“Death-penalty sentences are unequally applied in the state of Washington, they are frequently overturned and they are always costly,” he said. “I could not in good conscience allow executions to continue under my watch as governor under these conditions.”
The proposed bills, sponsored by Miloscia in the Senate and Orwall in the House, would remove capital punishment as a sentencing option for aggravated murder and mandate instead a sentence of life in prison without possibility of parole.
Miloscia, a Democrat turned Republican, cited his Catholic faith in his opposition to executions. Walsh cited the government expenses that add up as death-row inmates go through the appeals process as the reason she wanted to see the practice ended.
Still, the proposal could face steep odds in the Legislature. Miloscia’s 2015 bill to stop executions didn’t get a public hearing in the Republican-controlled Senate Law and Justice Committee — much less a vote.
Sen. Steve O’Ban, R-University Place and committee vice chairman, said Monday he doesn’t support a death-penalty repeal. O’Ban, however, said he favored at least giving the proposal a hearing.
“I think there are strong arguments to retain the death penalty, and I think it might be a healthy thing to rehear those arguments again,” O’Ban said.
O’Ban said he wanted to look at ways to make the death-penalty appeals process less expensive.
Ferguson’s proposal would not be retroactive, meaning the sentences of Elmore and seven other inmates sentenced to death would not change.
Since 1904, 78 inmates have been put to death in Washington state, all men.
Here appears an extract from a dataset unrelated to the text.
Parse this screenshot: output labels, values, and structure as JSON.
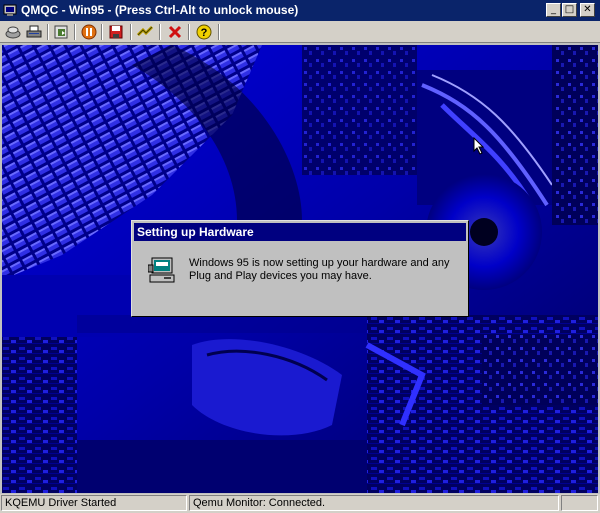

The last execution came in September 2010, when Cal Coburn Brown was put to death by lethal injection for the 1991 murder of a Seattle-area woman.
After spending nearly 17 years on death row, he was the first Washington inmate executed since 2001.
Capital punishment is currently authorized by the federal government and 31 states, including Washington and Oregon, which also has a moratorium in place.
Pennsylvania and Colorado also have death-penalty moratoriums.